There is history worth saving, and then there are things better left in the past.

Charleston officials should be commended for recognizing the difference.

Earlier this week, City Council denied a request by planning staff to preserve an old chimney in West Ashley built by German prisoners in World War II.

The chimney is all that remains of an old POW camp here, and it is certainly a small part of Charleston's long and storied history.

Very small.

Some city staffers thought the chimney might be worth saving, but the historic overlay zoning they wanted council to approve would have forced the property owners to maintain that relic forever.

And they're Jewish.

Frankly, preserving German artifacts - especially from the 1940s - is not a popular Jewish hobby.

"I don't want anything to do with any German artifacts, especially German chimneys," says Mickey Aberman, whose family owns the property.

That is a completely reasonable stance, at least to anyone who remembers what Nazi Germany did to Jewish people.

But not everyone could see that.

Property rights?

In public meetings, some folks argued that the city should save the chimney.

They said it was history. Besides, some people said, the property makes a nice park.

What happened to private property rights?

Never mind that such a move would have amounted to the city forcing a Jewish family to preserve the history of a country that tried to exterminate their ancestors.

Of course, no one put it in such harsh terms. They argued that the chimney was a remnant of the American victory over Germany. It's American history.

Forgive the family if they don't see it that way.

It would be one thing if the family had known the chimney's history when they bought the property. But they didn't. When it was just a chimney, it didn't bother them.

Finding out it was German changed everything.

"I grew up in the South and, as a kid, I thought the Confederate flag was pretty cool and 'Dixie' was a good song," Aberman says.

"But it has a different meaning for some people. You have to think whether you want to inflict that on anyone."

He makes a good point.

When this first came up, city staffers thought it was worth having this conversation. Well, notice that none of the preservation groups got involved in this.

So now it's been debated, and the council - and planning commission - came to the right conclusion.

History may be important, but it would have been pretty cruel to inflict this on anyone.

Going, going ...

City Councilman Bill Moody, who was against this from the start, says this is not just about one family.

If you designate something a historic area, you are basically inviting people to drive in and see it.

And that's not what residential Colony Drive needs. Bad idea.

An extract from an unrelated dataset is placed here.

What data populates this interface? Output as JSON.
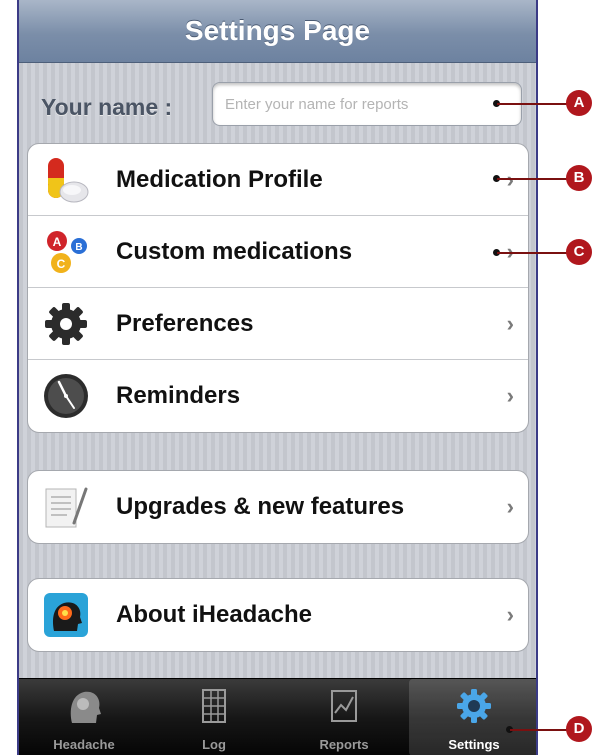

He also didn't think the arguments for saving the chimney were very good. You don't even have to be Jewish to be offended.

After all, those German soldiers were trying to kill Americans.

But ultimately, it comes down to the rights of private citizens. And it's not this family's job to provide public space to anyone.

"If you want it as a park, then go buy it," Moody says.

And if the city had forced the family to keep that chimney, you can bet the land would have been for sale.

But now it's over. The chimney will be gone soon. Aberman wanted the bulldozers ready to go as soon as the history overlay zoning was defeated.

See, the family had a permit to demolish the chimney years ago when the property was in the county but held off because someone had asked to take it off their hands.

But the deal fell through, and then the property got annexed - and all this started.

Despite that, the family remains reasonable.

A man from Florence County says he wants the chimney, and Aberman says they will probably give him a couple of weeks to figure out how to haul it off. Given their past troubles, you can't blame them for not giving the guy more time.

So if you want to see a small piece of Charleston's mid-20th century past, get over to Colony Drive soon.

Because one way or another, that chimney is about to be history.

Reach Brian Hicks at